** Task objective **
Find the word "اطلاعات" below. Copy each line that has it.

** Given entries **

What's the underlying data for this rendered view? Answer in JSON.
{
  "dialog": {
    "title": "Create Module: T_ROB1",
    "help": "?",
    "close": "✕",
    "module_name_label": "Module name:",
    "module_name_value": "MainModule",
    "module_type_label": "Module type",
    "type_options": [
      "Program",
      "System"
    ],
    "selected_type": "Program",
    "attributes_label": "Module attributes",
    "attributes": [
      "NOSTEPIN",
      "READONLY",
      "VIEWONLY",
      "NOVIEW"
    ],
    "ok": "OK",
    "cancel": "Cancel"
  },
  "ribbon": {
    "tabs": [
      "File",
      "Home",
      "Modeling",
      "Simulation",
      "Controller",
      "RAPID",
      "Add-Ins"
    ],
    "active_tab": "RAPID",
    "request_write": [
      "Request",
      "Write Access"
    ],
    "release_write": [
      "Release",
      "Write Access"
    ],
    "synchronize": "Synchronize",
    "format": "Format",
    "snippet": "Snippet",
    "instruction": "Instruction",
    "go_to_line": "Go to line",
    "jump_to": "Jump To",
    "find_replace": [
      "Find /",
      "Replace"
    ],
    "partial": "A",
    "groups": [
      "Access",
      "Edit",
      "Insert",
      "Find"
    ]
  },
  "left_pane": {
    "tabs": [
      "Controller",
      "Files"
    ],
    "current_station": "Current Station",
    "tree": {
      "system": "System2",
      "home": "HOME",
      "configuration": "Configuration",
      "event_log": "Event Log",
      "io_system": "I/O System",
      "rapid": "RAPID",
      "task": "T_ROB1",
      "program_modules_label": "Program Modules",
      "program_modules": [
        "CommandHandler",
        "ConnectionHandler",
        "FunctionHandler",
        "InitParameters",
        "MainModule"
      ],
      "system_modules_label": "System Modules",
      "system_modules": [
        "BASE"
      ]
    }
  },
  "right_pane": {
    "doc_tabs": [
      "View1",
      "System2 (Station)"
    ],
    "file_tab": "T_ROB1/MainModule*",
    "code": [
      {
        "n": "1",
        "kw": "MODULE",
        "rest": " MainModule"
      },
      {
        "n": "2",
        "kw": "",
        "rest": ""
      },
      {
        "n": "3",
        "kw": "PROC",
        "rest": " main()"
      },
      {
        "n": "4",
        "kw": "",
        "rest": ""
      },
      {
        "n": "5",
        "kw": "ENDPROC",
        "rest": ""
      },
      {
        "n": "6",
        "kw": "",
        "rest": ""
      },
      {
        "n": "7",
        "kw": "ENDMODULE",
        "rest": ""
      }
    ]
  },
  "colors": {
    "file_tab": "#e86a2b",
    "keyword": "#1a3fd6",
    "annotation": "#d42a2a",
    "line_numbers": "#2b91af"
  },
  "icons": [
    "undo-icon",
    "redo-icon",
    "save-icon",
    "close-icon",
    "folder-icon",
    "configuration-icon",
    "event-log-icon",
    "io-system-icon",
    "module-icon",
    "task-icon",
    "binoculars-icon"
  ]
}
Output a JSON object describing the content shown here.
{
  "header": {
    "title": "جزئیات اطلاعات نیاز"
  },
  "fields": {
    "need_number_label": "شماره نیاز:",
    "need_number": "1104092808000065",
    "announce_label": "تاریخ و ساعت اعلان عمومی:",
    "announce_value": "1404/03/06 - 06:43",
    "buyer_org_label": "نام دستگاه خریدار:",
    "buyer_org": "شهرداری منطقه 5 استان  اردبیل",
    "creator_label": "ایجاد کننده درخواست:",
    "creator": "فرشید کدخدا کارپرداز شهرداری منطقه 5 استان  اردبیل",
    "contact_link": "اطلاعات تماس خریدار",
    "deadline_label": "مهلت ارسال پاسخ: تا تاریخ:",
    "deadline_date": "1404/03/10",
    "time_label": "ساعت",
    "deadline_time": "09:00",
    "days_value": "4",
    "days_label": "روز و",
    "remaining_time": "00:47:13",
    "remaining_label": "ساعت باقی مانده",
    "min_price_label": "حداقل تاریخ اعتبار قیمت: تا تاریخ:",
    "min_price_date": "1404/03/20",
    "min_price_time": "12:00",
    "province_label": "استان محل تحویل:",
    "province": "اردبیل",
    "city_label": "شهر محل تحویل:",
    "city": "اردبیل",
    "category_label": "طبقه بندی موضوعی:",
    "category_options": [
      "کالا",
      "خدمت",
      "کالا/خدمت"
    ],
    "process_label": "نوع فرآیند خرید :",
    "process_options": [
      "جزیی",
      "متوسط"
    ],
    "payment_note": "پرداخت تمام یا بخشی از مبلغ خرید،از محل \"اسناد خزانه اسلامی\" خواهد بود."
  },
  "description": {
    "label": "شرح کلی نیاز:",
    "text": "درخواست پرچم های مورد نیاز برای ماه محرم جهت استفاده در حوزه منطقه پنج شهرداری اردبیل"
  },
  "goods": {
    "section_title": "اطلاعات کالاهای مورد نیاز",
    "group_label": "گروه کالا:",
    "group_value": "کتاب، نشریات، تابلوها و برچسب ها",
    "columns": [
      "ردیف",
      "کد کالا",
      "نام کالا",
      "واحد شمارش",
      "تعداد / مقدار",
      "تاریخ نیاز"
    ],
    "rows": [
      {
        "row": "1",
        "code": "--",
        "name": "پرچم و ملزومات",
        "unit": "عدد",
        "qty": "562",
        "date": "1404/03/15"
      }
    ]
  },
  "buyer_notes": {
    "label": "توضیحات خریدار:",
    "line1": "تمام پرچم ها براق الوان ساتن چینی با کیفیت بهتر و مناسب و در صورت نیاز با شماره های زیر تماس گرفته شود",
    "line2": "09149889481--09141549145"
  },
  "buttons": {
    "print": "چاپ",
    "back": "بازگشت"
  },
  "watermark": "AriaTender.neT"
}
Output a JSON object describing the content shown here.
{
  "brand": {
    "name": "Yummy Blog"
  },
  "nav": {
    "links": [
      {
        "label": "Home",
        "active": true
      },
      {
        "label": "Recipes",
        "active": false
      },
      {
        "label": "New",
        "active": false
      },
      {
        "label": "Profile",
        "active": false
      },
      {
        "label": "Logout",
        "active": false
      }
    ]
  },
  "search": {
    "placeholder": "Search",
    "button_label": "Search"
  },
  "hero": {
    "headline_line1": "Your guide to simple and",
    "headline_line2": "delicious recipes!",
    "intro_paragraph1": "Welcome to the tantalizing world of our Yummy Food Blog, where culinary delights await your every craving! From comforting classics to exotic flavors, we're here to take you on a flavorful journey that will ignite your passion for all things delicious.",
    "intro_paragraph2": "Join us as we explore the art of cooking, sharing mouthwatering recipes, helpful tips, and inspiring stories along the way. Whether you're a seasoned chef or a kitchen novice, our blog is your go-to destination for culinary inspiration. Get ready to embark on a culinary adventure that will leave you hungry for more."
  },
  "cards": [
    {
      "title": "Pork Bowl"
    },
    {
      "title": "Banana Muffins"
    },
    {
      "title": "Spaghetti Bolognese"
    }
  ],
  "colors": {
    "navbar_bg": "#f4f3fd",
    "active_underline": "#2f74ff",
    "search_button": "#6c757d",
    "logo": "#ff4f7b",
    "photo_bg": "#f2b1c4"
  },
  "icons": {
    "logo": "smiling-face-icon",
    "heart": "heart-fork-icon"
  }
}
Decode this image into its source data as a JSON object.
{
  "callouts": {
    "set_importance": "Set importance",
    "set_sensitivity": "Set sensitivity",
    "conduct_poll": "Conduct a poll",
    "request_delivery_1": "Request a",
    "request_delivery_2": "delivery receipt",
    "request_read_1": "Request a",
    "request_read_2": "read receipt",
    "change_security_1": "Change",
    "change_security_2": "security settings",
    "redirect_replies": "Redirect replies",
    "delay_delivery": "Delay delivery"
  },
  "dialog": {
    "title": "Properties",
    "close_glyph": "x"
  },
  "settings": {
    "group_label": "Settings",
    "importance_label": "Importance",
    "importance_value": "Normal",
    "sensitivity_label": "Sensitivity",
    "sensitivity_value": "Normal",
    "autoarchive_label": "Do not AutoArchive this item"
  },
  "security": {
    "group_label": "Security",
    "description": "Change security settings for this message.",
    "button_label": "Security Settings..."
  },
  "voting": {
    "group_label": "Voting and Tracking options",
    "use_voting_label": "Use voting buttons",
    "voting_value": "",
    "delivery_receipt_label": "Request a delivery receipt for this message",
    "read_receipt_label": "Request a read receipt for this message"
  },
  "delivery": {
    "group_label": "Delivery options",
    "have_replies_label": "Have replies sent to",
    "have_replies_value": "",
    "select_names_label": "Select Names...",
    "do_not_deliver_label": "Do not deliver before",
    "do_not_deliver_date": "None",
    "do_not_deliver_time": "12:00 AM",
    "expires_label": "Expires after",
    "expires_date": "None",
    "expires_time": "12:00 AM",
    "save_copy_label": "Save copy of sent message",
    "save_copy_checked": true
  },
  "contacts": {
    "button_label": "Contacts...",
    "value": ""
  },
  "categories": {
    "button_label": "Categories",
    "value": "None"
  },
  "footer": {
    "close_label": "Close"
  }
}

** Answer box **
    "title": "جزئیات اطلاعات نیاز"
    "contact_link": "اطلاعات تماس خریدار",
    "section_title": "اطلاعات کالاهای مورد نیاز",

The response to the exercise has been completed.